### SUPPLIED INFORMATION
____

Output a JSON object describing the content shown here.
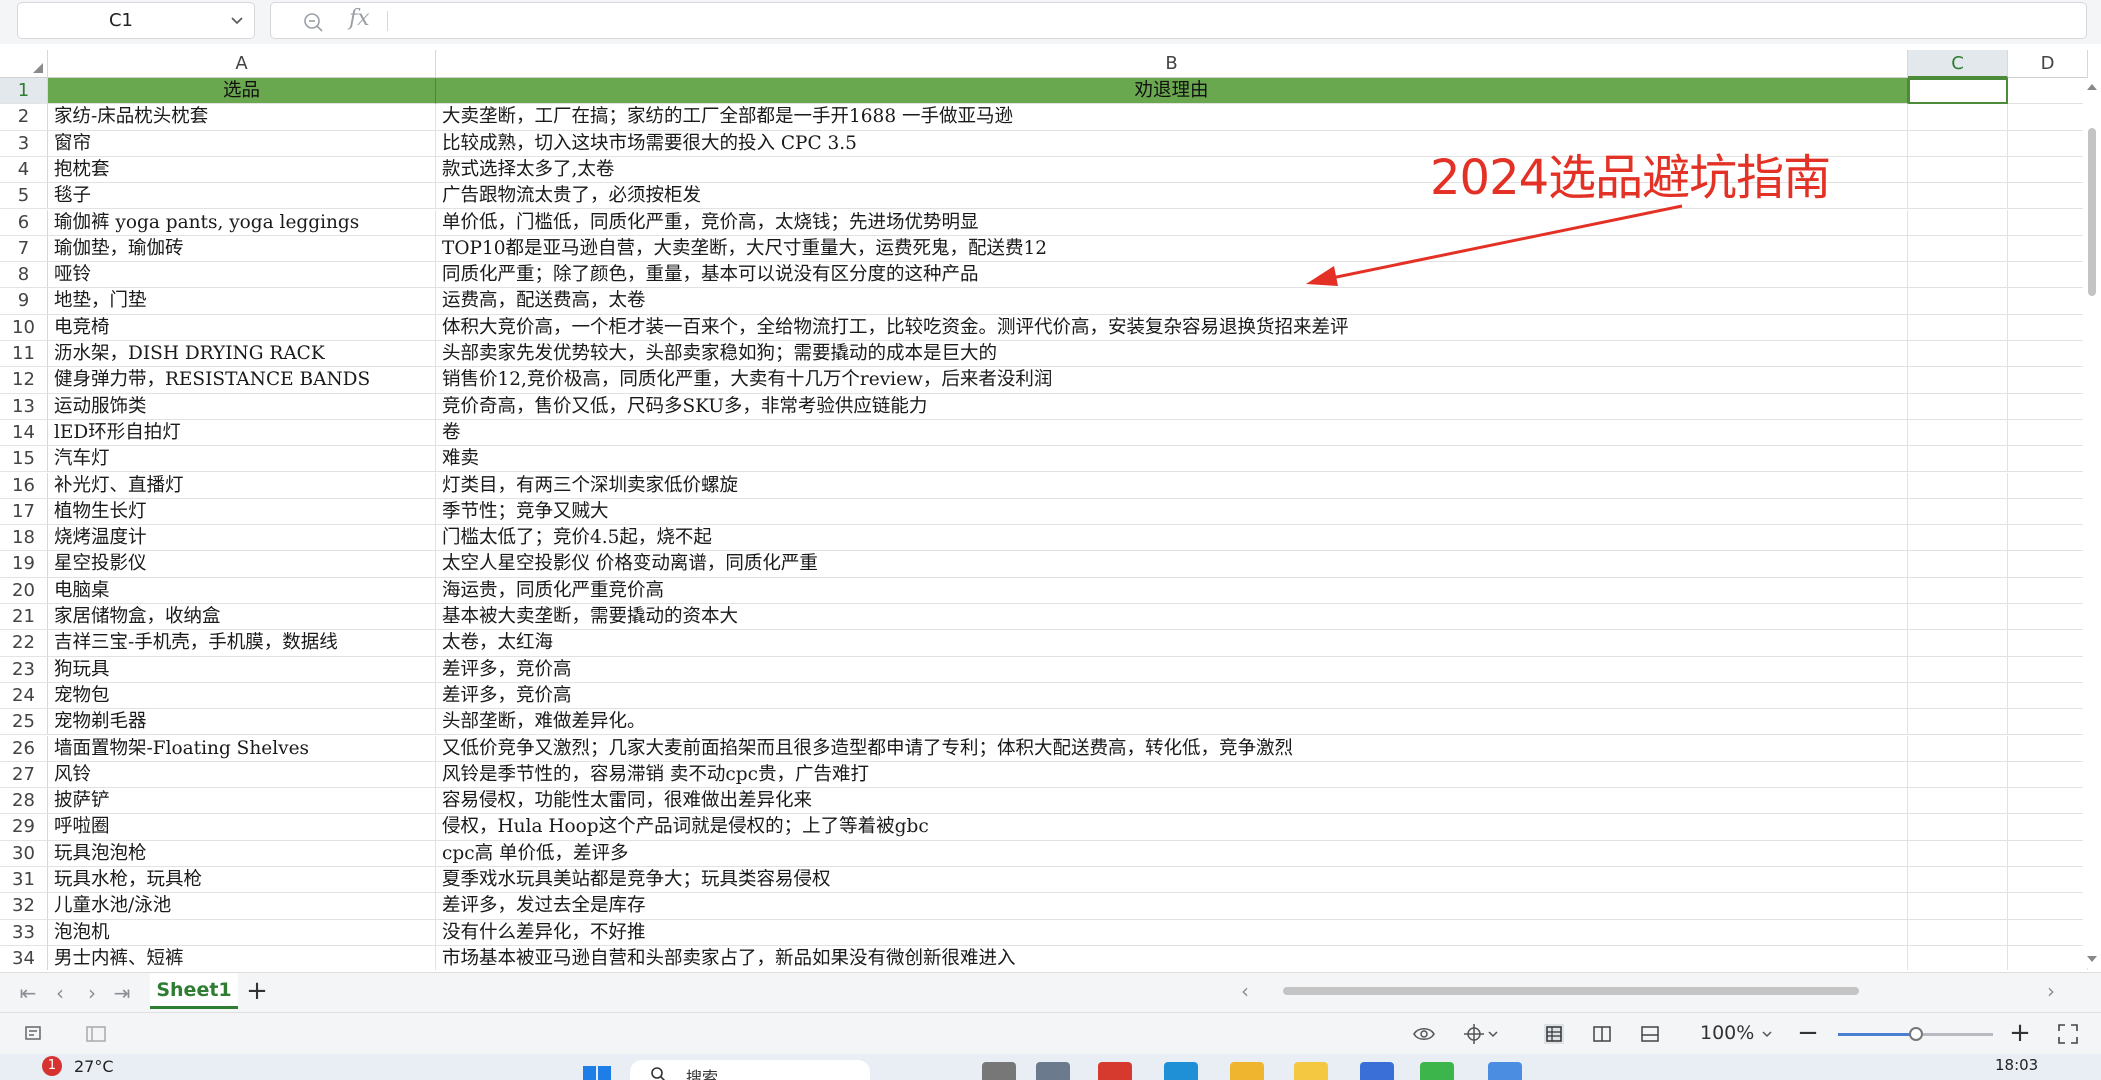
{
  "formula_bar": {
    "name_box": "C1",
    "fx_label": "fx",
    "content": ""
  },
  "columns": [
    "A",
    "B",
    "C",
    "D"
  ],
  "selected_column": "C",
  "header_row": {
    "a": "选品",
    "b": "劝退理由"
  },
  "rows": [
    {
      "n": "2",
      "a": "家纺-床品枕头枕套",
      "b": "大卖垄断，工厂在搞；家纺的工厂全部都是一手开1688 一手做亚马逊"
    },
    {
      "n": "3",
      "a": "窗帘",
      "b": "比较成熟，切入这块市场需要很大的投入 CPC 3.5"
    },
    {
      "n": "4",
      "a": "抱枕套",
      "b": "款式选择太多了,太卷"
    },
    {
      "n": "5",
      "a": "毯子",
      "b": "广告跟物流太贵了，必须按柜发"
    },
    {
      "n": "6",
      "a": "瑜伽裤 yoga pants, yoga leggings",
      "b": "单价低，门槛低，同质化严重，竞价高，太烧钱；先进场优势明显"
    },
    {
      "n": "7",
      "a": "瑜伽垫，瑜伽砖",
      "b": "TOP10都是亚马逊自营，大卖垄断，大尺寸重量大，运费死鬼，配送费12"
    },
    {
      "n": "8",
      "a": "哑铃",
      "b": "同质化严重；除了颜色，重量，基本可以说没有区分度的这种产品"
    },
    {
      "n": "9",
      "a": "地垫，门垫",
      "b": "运费高，配送费高，太卷"
    },
    {
      "n": "10",
      "a": "电竞椅",
      "b": "体积大竞价高，一个柜才装一百来个，全给物流打工，比较吃资金。测评代价高，安装复杂容易退换货招来差评"
    },
    {
      "n": "11",
      "a": "沥水架，DISH DRYING RACK",
      "b": "头部卖家先发优势较大，头部卖家稳如狗；需要撬动的成本是巨大的"
    },
    {
      "n": "12",
      "a": "健身弹力带，RESISTANCE BANDS",
      "b": "销售价12,竞价极高，同质化严重，大卖有十几万个review，后来者没利润"
    },
    {
      "n": "13",
      "a": "运动服饰类",
      "b": "竞价奇高，售价又低，尺码多SKU多，非常考验供应链能力"
    },
    {
      "n": "14",
      "a": "lED环形自拍灯",
      "b": "卷"
    },
    {
      "n": "15",
      "a": "汽车灯",
      "b": "难卖"
    },
    {
      "n": "16",
      "a": "补光灯、直播灯",
      "b": "灯类目，有两三个深圳卖家低价螺旋"
    },
    {
      "n": "17",
      "a": "植物生长灯",
      "b": "季节性；竞争又贼大"
    },
    {
      "n": "18",
      "a": "烧烤温度计",
      "b": "门槛太低了；竞价4.5起，烧不起"
    },
    {
      "n": "19",
      "a": "星空投影仪",
      "b": "太空人星空投影仪 价格变动离谱，同质化严重"
    },
    {
      "n": "20",
      "a": "电脑桌",
      "b": "海运贵，同质化严重竞价高"
    },
    {
      "n": "21",
      "a": "家居储物盒，收纳盒",
      "b": "基本被大卖垄断，需要撬动的资本大"
    },
    {
      "n": "22",
      "a": "吉祥三宝-手机壳，手机膜，数据线",
      "b": "太卷，太红海"
    },
    {
      "n": "23",
      "a": "狗玩具",
      "b": "差评多，竞价高"
    },
    {
      "n": "24",
      "a": "宠物包",
      "b": "差评多，竞价高"
    },
    {
      "n": "25",
      "a": "宠物剃毛器",
      "b": "头部垄断，难做差异化。"
    },
    {
      "n": "26",
      "a": "墙面置物架-Floating Shelves",
      "b": "又低价竞争又激烈；几家大麦前面掐架而且很多造型都申请了专利；体积大配送费高，转化低，竞争激烈"
    },
    {
      "n": "27",
      "a": "风铃",
      "b": "风铃是季节性的，容易滞销   卖不动cpc贵，广告难打"
    },
    {
      "n": "28",
      "a": "披萨铲",
      "b": "容易侵权，功能性太雷同，很难做出差异化来"
    },
    {
      "n": "29",
      "a": "呼啦圈",
      "b": "侵权，Hula Hoop这个产品词就是侵权的；上了等着被gbc"
    },
    {
      "n": "30",
      "a": "玩具泡泡枪",
      "b": "  cpc高 单价低，差评多"
    },
    {
      "n": "31",
      "a": "玩具水枪，玩具枪",
      "b": "夏季戏水玩具美站都是竞争大；玩具类容易侵权"
    },
    {
      "n": "32",
      "a": "儿童水池/泳池",
      "b": "差评多，发过去全是库存"
    },
    {
      "n": "33",
      "a": "泡泡机",
      "b": "没有什么差异化，不好推"
    },
    {
      "n": "34",
      "a": "男士内裤、短裤",
      "b": "市场基本被亚马逊自营和头部卖家占了，新品如果没有微创新很难进入"
    }
  ],
  "annotation": {
    "text": "2024选品避坑指南",
    "color": "#e43126"
  },
  "sheets": {
    "active": "Sheet1",
    "add_label": "+"
  },
  "status": {
    "zoom": "100%",
    "zoom_fraction": 0.5,
    "minus": "−",
    "plus": "+"
  },
  "taskbar": {
    "weather_badge": "1",
    "temperature": "27°C",
    "search_placeholder": "搜索",
    "time": "18:03"
  },
  "colors": {
    "header_fill": "#6aa84f",
    "accent": "#2e7d32"
  }
}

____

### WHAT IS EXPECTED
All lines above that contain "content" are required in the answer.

### WORKED SOLUTION
Output a JSON object describing the content shown here.
    "content": ""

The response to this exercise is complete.